Amy Johnson Crow from Generations Cafe is again hosting the blog writing prompt this year called 52 Ancestors in 52 Weeks: 2021. I'm going to try to participate more fully this year. I like that she gives us "permission" to interpret the prompt however we wish and share it however we wish. It doesn't have to be a blog post; it could be a family video, a letter to a child or grandchild, an e-mail, etc.
The Theme for Week 8 (Feb 22-28) is Power.
When I heard this theme, my first thought was quite literal: Power, as in electrical power. The reason for this is I remembered finding the easements for right-of-way filed in the Johnson County, Georgia Deed records for my grandparents, Lusion K Tapley (1870-1935) and Nealie V Drake Tapley (1895-1970). They signed these easements over to Georgia Power Company for them to run electrical lines and put up electrical poles on my grandparents' land for the Dellwood-Wrightsville lines.
Evidently, my grandparents owned two pieces of land. One was in Lusion's name, located in the 55th GM District, and the other in Nealie's, located in the 1326th GM District.

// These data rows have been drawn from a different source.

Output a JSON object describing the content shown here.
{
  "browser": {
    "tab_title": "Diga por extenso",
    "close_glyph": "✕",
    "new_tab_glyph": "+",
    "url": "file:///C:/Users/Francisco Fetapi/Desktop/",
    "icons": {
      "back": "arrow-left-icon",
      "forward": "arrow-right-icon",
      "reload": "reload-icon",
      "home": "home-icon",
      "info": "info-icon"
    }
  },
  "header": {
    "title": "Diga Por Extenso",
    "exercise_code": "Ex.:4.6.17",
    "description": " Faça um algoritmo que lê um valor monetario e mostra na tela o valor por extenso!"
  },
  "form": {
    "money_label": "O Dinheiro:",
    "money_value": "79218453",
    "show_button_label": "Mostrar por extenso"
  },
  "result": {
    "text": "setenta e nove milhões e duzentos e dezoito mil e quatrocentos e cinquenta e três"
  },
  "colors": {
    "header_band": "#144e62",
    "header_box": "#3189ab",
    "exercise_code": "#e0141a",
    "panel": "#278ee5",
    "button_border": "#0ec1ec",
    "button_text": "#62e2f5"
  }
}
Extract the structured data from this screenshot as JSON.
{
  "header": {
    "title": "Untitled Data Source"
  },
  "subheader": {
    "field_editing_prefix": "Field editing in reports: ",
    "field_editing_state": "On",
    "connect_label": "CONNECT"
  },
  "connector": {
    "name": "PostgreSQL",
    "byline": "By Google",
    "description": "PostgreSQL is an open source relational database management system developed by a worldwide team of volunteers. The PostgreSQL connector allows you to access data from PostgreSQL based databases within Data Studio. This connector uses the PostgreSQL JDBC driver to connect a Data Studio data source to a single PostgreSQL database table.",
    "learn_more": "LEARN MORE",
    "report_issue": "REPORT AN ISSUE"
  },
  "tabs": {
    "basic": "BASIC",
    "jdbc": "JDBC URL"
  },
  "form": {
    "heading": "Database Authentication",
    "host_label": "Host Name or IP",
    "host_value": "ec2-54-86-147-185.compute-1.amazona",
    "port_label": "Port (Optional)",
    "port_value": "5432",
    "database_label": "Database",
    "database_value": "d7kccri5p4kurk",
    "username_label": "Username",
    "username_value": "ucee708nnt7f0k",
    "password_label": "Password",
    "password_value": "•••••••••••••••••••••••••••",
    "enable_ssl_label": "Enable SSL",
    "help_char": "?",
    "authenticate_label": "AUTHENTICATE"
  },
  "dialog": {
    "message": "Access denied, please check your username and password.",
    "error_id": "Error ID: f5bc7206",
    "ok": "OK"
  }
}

His parcel must have been quite small because Georgia Power only paid him $10.00 for the right-of-way "upon a strip of land one hundred (100) feet in width." Whereas Georgia Power paid Nealie $65 for the same sized strip across her land.
These deeds were recorded on June 11 and June 16, 1927, respectively. So that is when electric lights came to Johnson County. All of my grandparents' neighbors granted the same basic easement right-of-way, being paid varying amounts depending on the size of their land.
One of Lusion's neighbors, whose land his bordered, was C.M. Schwalls, the brother of Lusion's second wife, Mattie Schwalls. One of Nealie's neighbors was W.S. Pool, though already passed by this time, who was the father of Lusion's sister-in-law, Reida Mae Poole. Reida Mae was married to his oldest brother, James "Fella." (The W.S. could have also referred to Reida Mae's brother. The land may have passed to him.) Such is small towns (and counties!).
I recall the day I found these while searching the Johnson County Courthouse for deed records. I was in awe. I've had electricity my entire life. I had never given any thought about when electrical lines were first run across the land. My father was born a year after these easements were recorded, and evidently he found it interesting also. I remember him poring over them. I can't say that during his childhood, my father always had electricity, because the family was poor, and electricity wasn't free. But electricity was available in the area his whole life. [I am sure this had an effect on him and is why he was so diligent in paying the power (or "light") bill on time or early throughout his life.]
We tend to take power for granted. Folks moan and groan when it goes out for a few hours or even a few minutes. But once upon a time, less than 100 years ago, my family did not even have electricity run to their house. I am grateful every time I flip a switch.